1. The content and context of Japanese tweets about ASEAN—a large number of which focus on Japan’s relations with China or South Korea, or on domestic aspects of Japan-ASEAN summits—makes it difficult to use them to shed light on South East Asian regionalism. In addition, the very different contexts within which users of the three languages tweet about ASEAN makes the comparisons between the user and content analysis results less valuable than it would have been comparing e.g. Indonesian, Tagalog and Vietnamese. The thesis might therefore have benefitted from a tighter focus on Indonesia, which would have allowed Ms. Pratidina to extend both her quantitative and qualitative analyses to cover a larger number of users and to investigate content in greater depth.
2. While the case studies of Indonesian community users becoming engaged in Indonesia’s ASEAN policy networks are valuable, the categories used in the user analysis (Chapter 5) could have been better defined in order to answer more clearly the question of whether non-elite actors have become opinion leaders on ASEAN issues through their activities on social media. In particular, the “individual” category contains “celebrities, sports personalities and members of the general public”, but excludes “journalists, scholars, writers and others who have published materials or have appeared in mainstream media”, who are instead put into the “intellectual” category. This distinction seems rather arbitrary, particularly as celebrities or sports personalities can be expected to use Twitter with different aims from members of the general public. Furthermore, the thesis does not make it clear whether or how the ten user categories can be split into elite and non-elite, however the latter is defined.
3. While economic and socio-cultural integration in ASEAN are relatively uncontroversial, political-security integration is a much thornier topic due to the established ASEAN practice of mutual non-interference on political matters. Therefore, providing a more detailed analysis of tweets on political-security topics might have shown how issues such as the Rohingya people are being discussed by various kinds of social media users.
Ms. Pratidina herself is aware of these issues, as evidenced during her thesis interview where she discussed the further possible development of her thesis.

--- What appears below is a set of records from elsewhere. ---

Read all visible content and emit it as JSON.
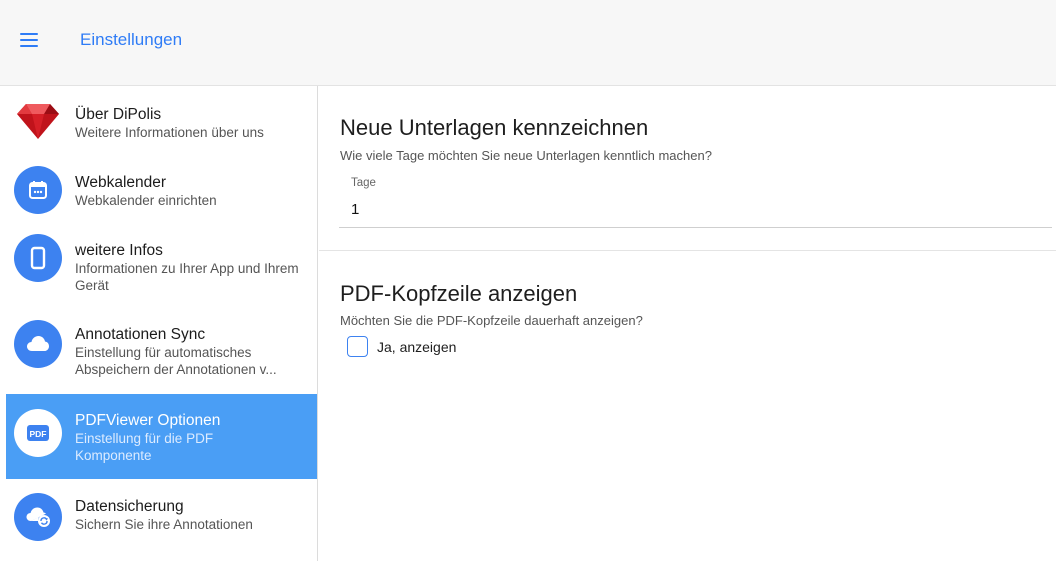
{
  "header": {
    "title": "Einstellungen",
    "menu_icon": "hamburger-menu-icon",
    "accent_color": "#2f7cf6"
  },
  "sidebar": {
    "items": [
      {
        "title": "Über DiPolis",
        "subtitle": "Weitere Informationen über uns",
        "icon": "ruby-gem-icon",
        "active": false
      },
      {
        "title": "Webkalender",
        "subtitle": "Webkalender einrichten",
        "icon": "calendar-icon",
        "active": false
      },
      {
        "title": "weitere Infos",
        "subtitle": "Informationen zu Ihrer App und Ihrem Gerät",
        "icon": "smartphone-icon",
        "active": false
      },
      {
        "title": "Annotationen Sync",
        "subtitle": "Einstellung für automatisches Abspeichern der Annotationen v...",
        "icon": "cloud-icon",
        "active": false
      },
      {
        "title": "PDFViewer Optionen",
        "subtitle": "Einstellung für die PDF Komponente",
        "icon": "pdf-icon",
        "active": true
      },
      {
        "title": "Datensicherung",
        "subtitle": "Sichern Sie ihre Annotationen",
        "icon": "cloud-sync-icon",
        "active": false
      }
    ],
    "active_color": "#4a9ef5",
    "icon_color": "#3d82f0"
  },
  "main": {
    "section1": {
      "title": "Neue Unterlagen kennzeichnen",
      "description": "Wie viele Tage möchten Sie neue Unterlagen kenntlich machen?",
      "field_label": "Tage",
      "field_value": "1"
    },
    "section2": {
      "title": "PDF-Kopfzeile anzeigen",
      "description": "Möchten Sie die PDF-Kopfzeile dauerhaft anzeigen?",
      "checkbox_label": "Ja, anzeigen",
      "checked": false
    }
  }
}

We concluded that these issues do not detract from the value of her contributions to research on policy-related communication in South-East Asia and that the thesis contains much potential for further development of online communication studies within the global-local context.
On 7 September 2017 we examined Ms. Indah Santi Pratidina regarding her PhD thesis “The Online Discourse of ASEAN Regionalism: A User and Content Analysis of Indonesian, English and Japanese Tweets.” Ms. Pratidina satisfactorily answered all our questions regarding her thesis.
We therefore conclude that Ms. Pratidina has achieved the requisite level of academic achievement and ability to be awarded the degree of PhD in Social Sciences from this University.